Review and communicate the results

Many change programmes and projects fade rather than finish, and therefore, people don’t get the recognition or reward they deserve. It is essential after any project to properly review:

  • Were all the objectives achieved?
  • Did the project run to time and budget?
  • Are there phase two elements still to implement?
  • Have new project requirements arisen?

From a business perspective, it is crucial to communicate the result of a project and its achievements. Maybe even more important than conveying the message in the beginning.

Some organisations are very good at kicking off projects, they give it a fancy name, a slot on the notice board, it makes the front cover of the newsletter; but when a project finishes it goes unnoticed. In these organisations, initiative fatigue sets in, as people feel there is always something new, but ultimately nothing gets done. “Oh no, not another quality drive, we didn’t finish the last one, did we?”


For organisational change to be worthwhile in driving business transformation, follow these simple steps:

  1. Decide what you want to change and communicate
  2. Understand what you want to change
  3. Decide who will make the changes
  4. Commission a project or programme
  5. Communicate the results

Is your business going through a period of organisational change?

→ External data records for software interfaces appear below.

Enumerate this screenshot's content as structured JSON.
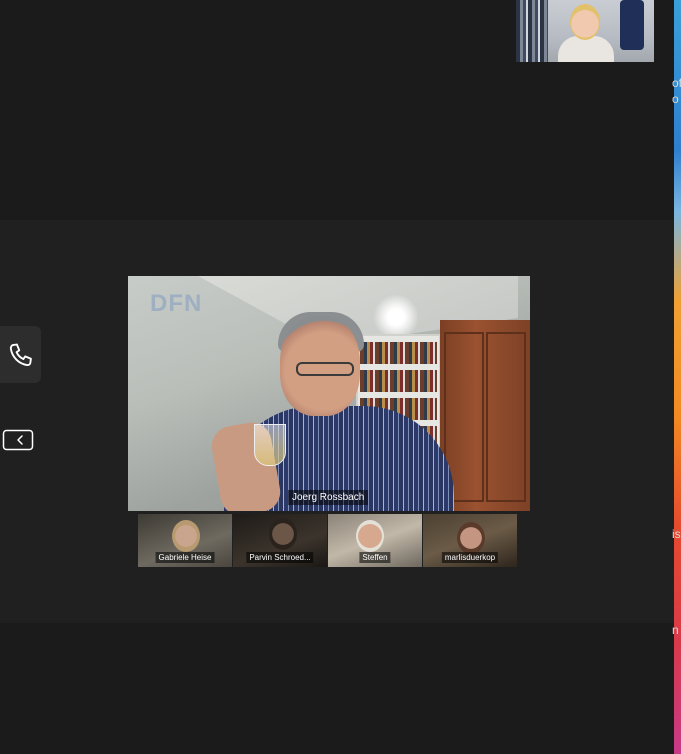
{
  "main_speaker": {
    "name": "Joerg Rossbach",
    "watermark": "DFN"
  },
  "gallery": [
    {
      "name": "Gabriele Heise"
    },
    {
      "name": "Parvin Schroed..."
    },
    {
      "name": "Steffen"
    },
    {
      "name": "marlisduerkop"
    }
  ],
  "right_edge_fragments": [
    "of",
    "o",
    "is",
    "n"
  ],
  "icons": {
    "phone": "phone-icon",
    "collapse": "collapse-panel-icon"
  },
  "colors": {
    "background": "#1b1b1c",
    "panel": "#202021"
  }
}
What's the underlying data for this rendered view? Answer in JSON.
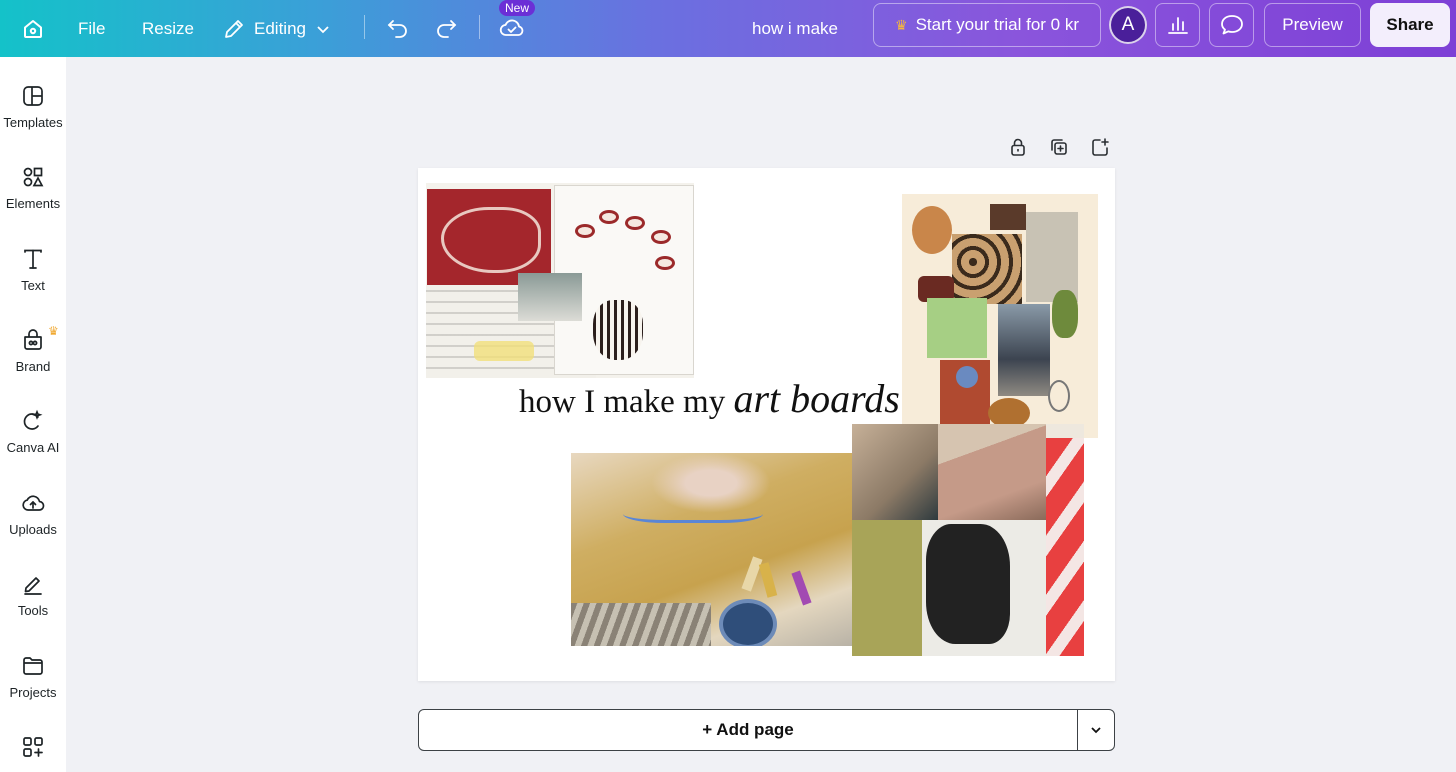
{
  "topbar": {
    "file_label": "File",
    "resize_label": "Resize",
    "editing_label": "Editing",
    "new_badge": "New",
    "doc_title": "how i make",
    "trial_label": "Start your trial for 0 kr",
    "avatar_initial": "A",
    "preview_label": "Preview",
    "share_label": "Share"
  },
  "sidebar": {
    "items": [
      {
        "label": "Templates",
        "icon": "templates-icon"
      },
      {
        "label": "Elements",
        "icon": "elements-icon"
      },
      {
        "label": "Text",
        "icon": "text-icon"
      },
      {
        "label": "Brand",
        "icon": "brand-icon"
      },
      {
        "label": "Canva AI",
        "icon": "canva-ai-icon"
      },
      {
        "label": "Uploads",
        "icon": "uploads-icon"
      },
      {
        "label": "Tools",
        "icon": "tools-icon"
      },
      {
        "label": "Projects",
        "icon": "projects-icon"
      },
      {
        "label": "",
        "icon": "apps-icon"
      }
    ]
  },
  "canvas": {
    "title_plain": "how I make my ",
    "title_italic": "art boards"
  },
  "footer": {
    "add_page_label": "+ Add page"
  },
  "colors": {
    "gradient_start": "#14c2c9",
    "gradient_end": "#7d3fd6",
    "crown": "#f6b73c",
    "new_badge": "#6b2fd6"
  }
}
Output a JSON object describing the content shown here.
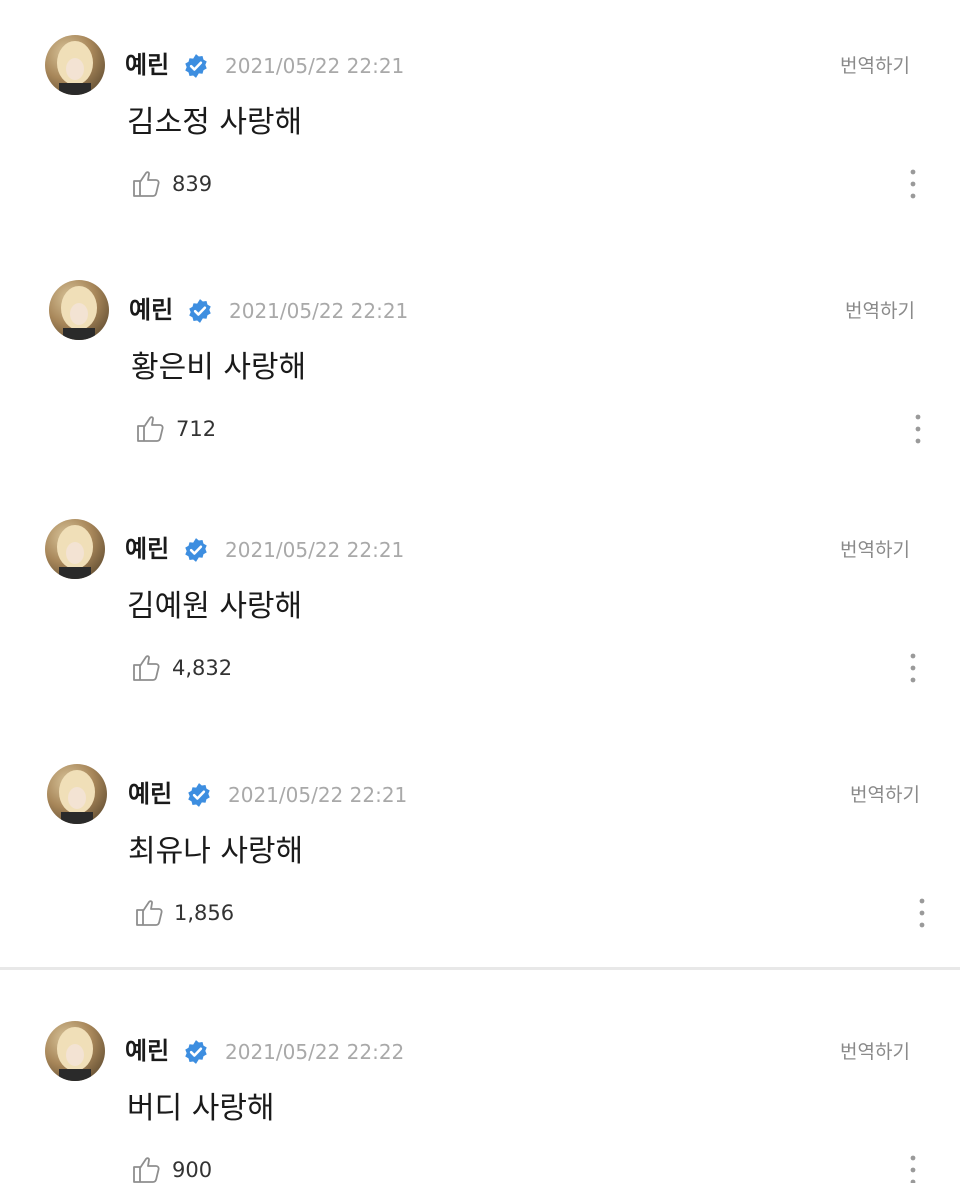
{
  "comments": [
    {
      "author": "예린",
      "date": "2021/05/22 22:21",
      "translate": "번역하기",
      "text": "김소정 사랑해",
      "likes": "839"
    },
    {
      "author": "예린",
      "date": "2021/05/22 22:21",
      "translate": "번역하기",
      "text": "황은비 사랑해",
      "likes": "712"
    },
    {
      "author": "예린",
      "date": "2021/05/22 22:21",
      "translate": "번역하기",
      "text": "김예원 사랑해",
      "likes": "4,832"
    },
    {
      "author": "예린",
      "date": "2021/05/22 22:21",
      "translate": "번역하기",
      "text": "최유나 사랑해",
      "likes": "1,856"
    },
    {
      "author": "예린",
      "date": "2021/05/22 22:22",
      "translate": "번역하기",
      "text": "버디 사랑해",
      "likes": "900"
    }
  ],
  "icons": {
    "verified": "verified-badge-icon",
    "like": "thumbs-up-icon",
    "more": "more-vertical-icon"
  },
  "colors": {
    "verified": "#3d8ee0",
    "date": "#a9a9a9",
    "translate": "#8a8a8a"
  }
}
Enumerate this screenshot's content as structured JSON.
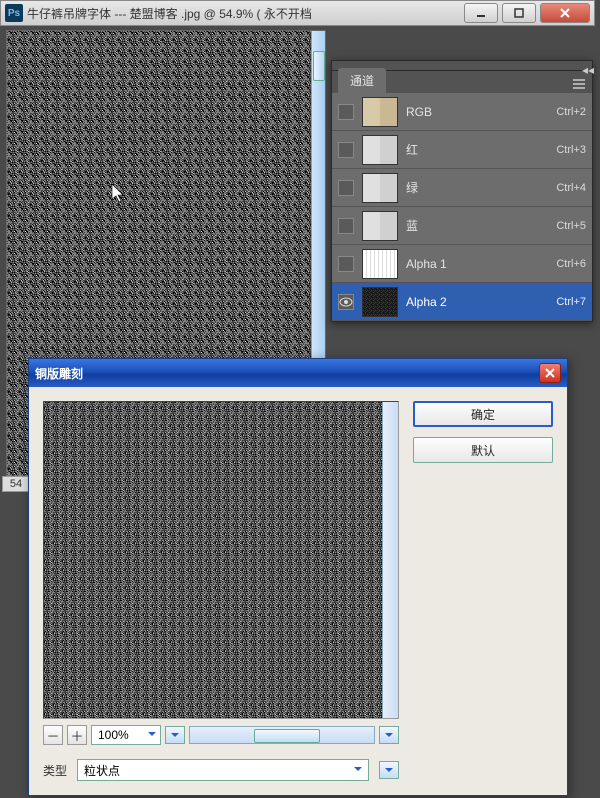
{
  "window": {
    "title": "牛仔裤吊牌字体 --- 楚盟博客 .jpg @ 54.9% ( 永不开档",
    "zoom_short": "54"
  },
  "controls": {
    "minimize": "─",
    "maximize": "□",
    "close": "✕"
  },
  "channels": {
    "tab": "通道",
    "items": [
      {
        "name": "RGB",
        "shortcut": "Ctrl+2",
        "thumb": "rgb"
      },
      {
        "name": "红",
        "shortcut": "Ctrl+3",
        "thumb": "mono"
      },
      {
        "name": "绿",
        "shortcut": "Ctrl+4",
        "thumb": "mono"
      },
      {
        "name": "蓝",
        "shortcut": "Ctrl+5",
        "thumb": "mono"
      },
      {
        "name": "Alpha 1",
        "shortcut": "Ctrl+6",
        "thumb": "alpha1"
      },
      {
        "name": "Alpha 2",
        "shortcut": "Ctrl+7",
        "thumb": "alpha2",
        "selected": true,
        "visible": true
      }
    ]
  },
  "dialog": {
    "title": "铜版雕刻",
    "ok": "确定",
    "cancel": "默认",
    "zoom_minus": "－",
    "zoom_plus": "＋",
    "zoom_value": "100%",
    "type_label": "类型",
    "type_value": "粒状点",
    "close": "✕"
  },
  "colors": {
    "accent": "#2f5fb0",
    "titlebar0": "#3a76e0",
    "titlebar1": "#0f3ea0",
    "panel_bg": "#6d6d6d"
  }
}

With our expertise in change management consultancy, our team can assist in managing change processes to meet your desired outcomes: call 01282 463 710 or email info@gradientconsulting.co.uk. Alternatively, you can complete our online contact form to request a callback.